ERIC Number: ED244186
Record Type: RIE
Publication Date: 1983-Aug
Reference Count: 0
The Development of Community Mental Health Services in New Zealand.
Abbott, Max W.
This paper documents the development of community mental health (CMH) in New Zealand and makes comparisons with the United States. It is argued that the present New Zealand situation bears some similarity to that existing in the United States during the 1960's. The ideology of 'community mental health' is gaining popularity among professional and lay mental health workers in New Zealand and some hospital boards have, in the past five years, established community-based programs. In contrast to developments in the United States during the 1960's, the translation of CMH concepts into practice has taken place against a background of fiscal stringency and the documented experience of other countries. Examples of the major hospital board CMH projects in New Zealand are given. In contrast to North American CMH centers, New Zealand initiatives provide a narrower range of services, directed toward augmenting and co-ordinating with existing hospital board and primary health care services rather than supplanting them. A feature of the New Zealand situation has been the rapid growth in CMH activities outside of the formal mental health system. Organizations in the voluntary and non-statutory sector have also provided a strong lobby for the provision of more accessible, community-based hospital board services. Ideological, social, financial, and political factors both threatening and facilitating future professional commitment to the CMH field in New Zealand are identified and discussed. (Author/BL)
Publication Type: Information Analyses; Speeches/Meeting Papers

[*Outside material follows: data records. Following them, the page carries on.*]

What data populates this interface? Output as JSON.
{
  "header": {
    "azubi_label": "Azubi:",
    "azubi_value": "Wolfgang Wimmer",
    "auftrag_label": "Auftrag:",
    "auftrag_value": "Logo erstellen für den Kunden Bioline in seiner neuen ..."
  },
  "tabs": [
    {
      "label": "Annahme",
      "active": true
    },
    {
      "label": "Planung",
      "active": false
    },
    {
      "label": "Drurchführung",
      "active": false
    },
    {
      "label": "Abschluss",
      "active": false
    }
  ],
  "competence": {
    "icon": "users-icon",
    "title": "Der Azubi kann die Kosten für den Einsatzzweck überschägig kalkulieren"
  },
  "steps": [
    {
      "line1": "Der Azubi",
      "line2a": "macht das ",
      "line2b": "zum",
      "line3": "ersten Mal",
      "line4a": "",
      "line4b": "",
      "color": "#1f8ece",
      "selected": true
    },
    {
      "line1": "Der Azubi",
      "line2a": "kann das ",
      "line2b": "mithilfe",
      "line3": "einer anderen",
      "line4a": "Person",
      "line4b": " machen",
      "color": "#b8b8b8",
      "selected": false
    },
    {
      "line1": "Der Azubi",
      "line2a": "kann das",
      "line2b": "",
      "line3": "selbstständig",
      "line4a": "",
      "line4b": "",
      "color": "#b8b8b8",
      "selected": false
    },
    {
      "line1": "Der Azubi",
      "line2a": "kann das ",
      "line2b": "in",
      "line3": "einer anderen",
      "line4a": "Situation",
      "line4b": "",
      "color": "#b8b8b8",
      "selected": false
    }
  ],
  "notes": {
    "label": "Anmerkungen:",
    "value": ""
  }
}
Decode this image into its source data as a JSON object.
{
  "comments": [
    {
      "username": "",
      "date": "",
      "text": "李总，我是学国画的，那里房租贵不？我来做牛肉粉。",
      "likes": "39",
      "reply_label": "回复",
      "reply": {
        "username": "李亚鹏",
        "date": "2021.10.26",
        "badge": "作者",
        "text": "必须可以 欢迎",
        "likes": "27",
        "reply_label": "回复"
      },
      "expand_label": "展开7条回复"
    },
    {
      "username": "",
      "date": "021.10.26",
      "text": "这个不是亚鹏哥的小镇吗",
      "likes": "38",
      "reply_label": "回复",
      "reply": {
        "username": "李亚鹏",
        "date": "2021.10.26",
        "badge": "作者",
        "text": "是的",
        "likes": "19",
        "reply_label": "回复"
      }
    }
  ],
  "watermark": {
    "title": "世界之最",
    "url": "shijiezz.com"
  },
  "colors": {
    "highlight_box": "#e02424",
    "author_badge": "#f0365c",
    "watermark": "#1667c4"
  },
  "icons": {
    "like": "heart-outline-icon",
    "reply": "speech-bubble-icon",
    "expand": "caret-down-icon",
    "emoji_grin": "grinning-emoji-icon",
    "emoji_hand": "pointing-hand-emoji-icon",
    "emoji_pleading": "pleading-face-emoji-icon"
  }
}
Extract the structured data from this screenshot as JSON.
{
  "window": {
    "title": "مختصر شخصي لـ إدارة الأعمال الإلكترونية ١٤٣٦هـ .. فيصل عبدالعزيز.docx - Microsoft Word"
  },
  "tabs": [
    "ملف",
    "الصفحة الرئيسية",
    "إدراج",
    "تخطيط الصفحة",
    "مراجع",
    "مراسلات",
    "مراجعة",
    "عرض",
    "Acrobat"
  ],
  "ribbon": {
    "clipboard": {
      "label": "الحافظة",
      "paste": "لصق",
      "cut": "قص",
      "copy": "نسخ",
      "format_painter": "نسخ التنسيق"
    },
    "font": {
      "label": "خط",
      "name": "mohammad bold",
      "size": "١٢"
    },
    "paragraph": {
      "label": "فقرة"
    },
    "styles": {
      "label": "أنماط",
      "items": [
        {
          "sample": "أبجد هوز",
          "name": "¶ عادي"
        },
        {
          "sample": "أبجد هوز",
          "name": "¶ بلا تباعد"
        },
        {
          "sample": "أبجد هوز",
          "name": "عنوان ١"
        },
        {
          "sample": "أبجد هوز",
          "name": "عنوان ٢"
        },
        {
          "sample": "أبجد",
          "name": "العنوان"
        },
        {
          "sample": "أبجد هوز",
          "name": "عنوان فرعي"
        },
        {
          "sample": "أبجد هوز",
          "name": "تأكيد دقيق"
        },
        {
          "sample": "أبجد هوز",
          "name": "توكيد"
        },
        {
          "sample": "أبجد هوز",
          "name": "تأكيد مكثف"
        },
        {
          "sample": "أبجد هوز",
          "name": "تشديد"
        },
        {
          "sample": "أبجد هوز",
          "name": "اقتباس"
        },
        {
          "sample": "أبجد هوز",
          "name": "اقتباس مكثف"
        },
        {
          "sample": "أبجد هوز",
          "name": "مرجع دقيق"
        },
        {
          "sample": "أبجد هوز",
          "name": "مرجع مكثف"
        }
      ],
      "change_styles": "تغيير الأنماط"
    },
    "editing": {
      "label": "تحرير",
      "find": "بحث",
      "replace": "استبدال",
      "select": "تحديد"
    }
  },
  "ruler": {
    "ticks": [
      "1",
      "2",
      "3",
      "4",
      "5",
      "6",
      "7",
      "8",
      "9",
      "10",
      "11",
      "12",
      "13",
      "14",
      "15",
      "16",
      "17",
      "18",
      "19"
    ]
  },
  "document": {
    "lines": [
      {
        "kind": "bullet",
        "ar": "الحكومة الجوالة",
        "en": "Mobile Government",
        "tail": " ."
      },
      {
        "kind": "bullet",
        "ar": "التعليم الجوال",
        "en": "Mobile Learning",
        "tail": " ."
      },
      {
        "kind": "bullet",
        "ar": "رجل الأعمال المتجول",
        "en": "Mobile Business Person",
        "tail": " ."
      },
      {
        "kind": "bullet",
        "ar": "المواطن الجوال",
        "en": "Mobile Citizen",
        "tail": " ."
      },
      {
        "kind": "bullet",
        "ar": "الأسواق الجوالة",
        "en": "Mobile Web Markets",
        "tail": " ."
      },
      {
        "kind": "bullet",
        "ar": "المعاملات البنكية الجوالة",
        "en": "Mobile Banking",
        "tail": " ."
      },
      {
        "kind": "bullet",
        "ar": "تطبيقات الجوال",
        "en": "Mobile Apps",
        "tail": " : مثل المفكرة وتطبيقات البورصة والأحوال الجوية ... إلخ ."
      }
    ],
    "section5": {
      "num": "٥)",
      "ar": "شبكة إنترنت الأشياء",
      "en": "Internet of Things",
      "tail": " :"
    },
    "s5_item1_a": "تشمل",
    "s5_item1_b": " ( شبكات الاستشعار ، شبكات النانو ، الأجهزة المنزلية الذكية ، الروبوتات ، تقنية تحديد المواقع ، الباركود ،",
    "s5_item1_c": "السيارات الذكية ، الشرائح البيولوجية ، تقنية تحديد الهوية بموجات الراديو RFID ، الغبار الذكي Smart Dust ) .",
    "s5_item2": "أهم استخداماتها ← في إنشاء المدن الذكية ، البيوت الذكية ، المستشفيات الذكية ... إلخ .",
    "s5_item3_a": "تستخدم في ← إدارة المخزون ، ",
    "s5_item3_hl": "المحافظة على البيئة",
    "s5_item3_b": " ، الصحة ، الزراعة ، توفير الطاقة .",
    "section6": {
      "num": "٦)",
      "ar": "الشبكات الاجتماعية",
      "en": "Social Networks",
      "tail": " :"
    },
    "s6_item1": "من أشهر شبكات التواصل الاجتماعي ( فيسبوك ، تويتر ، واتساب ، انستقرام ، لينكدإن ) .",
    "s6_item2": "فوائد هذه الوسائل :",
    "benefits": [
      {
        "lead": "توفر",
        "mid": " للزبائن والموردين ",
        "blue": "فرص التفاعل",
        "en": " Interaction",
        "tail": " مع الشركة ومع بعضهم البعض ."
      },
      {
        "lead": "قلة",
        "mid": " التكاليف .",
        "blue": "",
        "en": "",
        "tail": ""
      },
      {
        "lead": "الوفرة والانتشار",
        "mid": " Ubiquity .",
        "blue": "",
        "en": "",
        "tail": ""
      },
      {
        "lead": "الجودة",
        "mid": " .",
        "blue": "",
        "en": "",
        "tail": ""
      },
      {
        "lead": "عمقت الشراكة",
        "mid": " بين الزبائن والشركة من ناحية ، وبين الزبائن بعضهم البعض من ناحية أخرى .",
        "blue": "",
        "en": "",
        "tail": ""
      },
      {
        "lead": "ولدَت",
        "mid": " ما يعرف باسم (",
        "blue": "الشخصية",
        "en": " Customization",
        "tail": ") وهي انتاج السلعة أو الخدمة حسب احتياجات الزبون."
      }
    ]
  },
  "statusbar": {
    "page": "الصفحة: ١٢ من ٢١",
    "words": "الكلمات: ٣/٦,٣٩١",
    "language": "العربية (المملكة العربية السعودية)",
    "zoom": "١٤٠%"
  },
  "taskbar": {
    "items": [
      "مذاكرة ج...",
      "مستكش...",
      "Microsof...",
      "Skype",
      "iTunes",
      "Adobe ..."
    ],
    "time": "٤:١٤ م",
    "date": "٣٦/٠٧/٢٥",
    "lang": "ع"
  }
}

Education Level: N/A
Authoring Institution: N/A
Identifiers: Community Mental Health Centers; New Zealand
Note: Paper presented at the Annual Convention of the American Psychological Association (91st, Anaheim, CA, August 26-30, 1983).